New Zealand’s Prime minister, Jacinda Ardern paid tribute to the scheme, saying Philip would be “fondly remembered for the encouragement he gave to so many young New Zealanders through the Duke of Edinburgh’s Hillary Award”. It speaks to the Duke’s impact, that young people on the other side of the world were being encouraged to experience the outdoors. Closer to home, the Welsh Rugby Captain and Gold DofE Award holder, Alun Wyn Jones said that “the award itself will live on and [Philip’s] legacy will live long in the memories of everyone involved in the Duke of Edinburgh’s Award.” Through the DofE scheme, Prince Philip’s own love of the outdoors, that was conceptualised in the hills and lochs of Scotland during his own youth, continues to inspire generations.

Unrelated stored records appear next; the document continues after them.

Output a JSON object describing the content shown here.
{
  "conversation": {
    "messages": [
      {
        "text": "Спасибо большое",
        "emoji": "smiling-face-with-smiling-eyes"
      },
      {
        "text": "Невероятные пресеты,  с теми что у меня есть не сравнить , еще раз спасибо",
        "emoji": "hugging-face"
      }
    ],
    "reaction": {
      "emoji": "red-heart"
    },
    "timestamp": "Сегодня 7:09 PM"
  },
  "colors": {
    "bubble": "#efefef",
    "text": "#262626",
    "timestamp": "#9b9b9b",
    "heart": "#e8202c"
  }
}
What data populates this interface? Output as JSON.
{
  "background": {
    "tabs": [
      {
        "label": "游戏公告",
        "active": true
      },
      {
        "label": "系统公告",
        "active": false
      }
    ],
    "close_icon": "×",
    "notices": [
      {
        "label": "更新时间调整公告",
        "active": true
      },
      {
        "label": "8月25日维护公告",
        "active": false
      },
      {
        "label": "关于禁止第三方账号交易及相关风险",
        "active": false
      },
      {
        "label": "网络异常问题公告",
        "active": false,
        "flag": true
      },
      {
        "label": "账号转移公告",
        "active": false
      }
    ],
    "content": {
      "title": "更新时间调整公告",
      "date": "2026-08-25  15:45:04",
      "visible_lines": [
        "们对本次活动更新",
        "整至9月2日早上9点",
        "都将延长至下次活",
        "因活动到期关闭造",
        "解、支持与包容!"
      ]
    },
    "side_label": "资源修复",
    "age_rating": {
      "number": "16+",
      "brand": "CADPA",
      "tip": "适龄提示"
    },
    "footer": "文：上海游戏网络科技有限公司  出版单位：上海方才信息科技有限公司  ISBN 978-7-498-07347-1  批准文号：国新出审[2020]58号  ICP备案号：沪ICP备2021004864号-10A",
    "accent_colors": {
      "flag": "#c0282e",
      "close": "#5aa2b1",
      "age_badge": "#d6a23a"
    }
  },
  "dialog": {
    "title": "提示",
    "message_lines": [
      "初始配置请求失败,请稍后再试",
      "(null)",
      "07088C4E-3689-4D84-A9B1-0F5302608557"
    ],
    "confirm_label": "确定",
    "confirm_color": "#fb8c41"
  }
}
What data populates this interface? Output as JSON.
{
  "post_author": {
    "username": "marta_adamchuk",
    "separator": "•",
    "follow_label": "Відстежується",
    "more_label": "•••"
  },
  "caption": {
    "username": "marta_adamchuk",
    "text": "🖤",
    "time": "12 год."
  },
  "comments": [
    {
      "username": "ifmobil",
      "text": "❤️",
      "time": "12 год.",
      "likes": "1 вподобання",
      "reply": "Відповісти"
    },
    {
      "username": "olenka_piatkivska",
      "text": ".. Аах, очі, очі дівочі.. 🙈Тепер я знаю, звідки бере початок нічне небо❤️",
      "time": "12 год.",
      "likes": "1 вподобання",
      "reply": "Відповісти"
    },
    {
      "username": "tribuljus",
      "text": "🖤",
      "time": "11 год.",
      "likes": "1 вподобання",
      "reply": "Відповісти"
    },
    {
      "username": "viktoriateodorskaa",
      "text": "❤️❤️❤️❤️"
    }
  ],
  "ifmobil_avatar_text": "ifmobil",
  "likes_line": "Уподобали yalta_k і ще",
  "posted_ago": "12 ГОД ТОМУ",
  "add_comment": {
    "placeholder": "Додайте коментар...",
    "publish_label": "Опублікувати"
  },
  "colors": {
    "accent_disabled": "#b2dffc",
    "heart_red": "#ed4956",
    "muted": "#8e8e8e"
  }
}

The Duke of Edinburgh’s title signified his close bond with Scotland, connecting him with its capital. Edinburgh University also enjoyed his patronage, where he was chancellor for 57 years. The University remembered him as, “[overseeing] the development and growth of the University and [giving] invaluable support to students, staff and senior University officials.”


What’s more, Prince Philip’s influence extended throughout Scotland to our very own Aberdeen University. In 2012 both Prince Philip and the Queen came to Aberdeen to oversee the opening of the new Sir Duncan Rice Library.


First Minister Nicola Sturgeon said, “Prince Philip’s commitments to countless charities and organisations […] in Scotland will leave a profound mark on its people."


By the end of a long career in public service, Prince Philip had managed to carve his name into the world’s cultural memory as one of the quintessential figures of British tradition and selflessness. A fact that is evident in the outpouring of praise and remembrance in world leaders and citizens in countries everywhere. For an exile who began life in a precarious position, he became a balanced rock, outlasting 14 prime ministers and providing support to a post-war Britain through to modern day. Whereas some of his remarks were tactless at times, they were few and far between in a legacy of distinguished care for others.


The Prince of Wales described his father as “a much loved and appreciated figure”; Princess Anne, that he would leave a “legacy which can inspire us all”; and Prince William said that he was lucky to have “not just had his example to guide me, but his enduring presence […] both through good times and the hardest days.”


Through these memories, Prince Philip is survived by the Queen, four children, eight grandchildren and ten great-grandchildren.


Latest Articles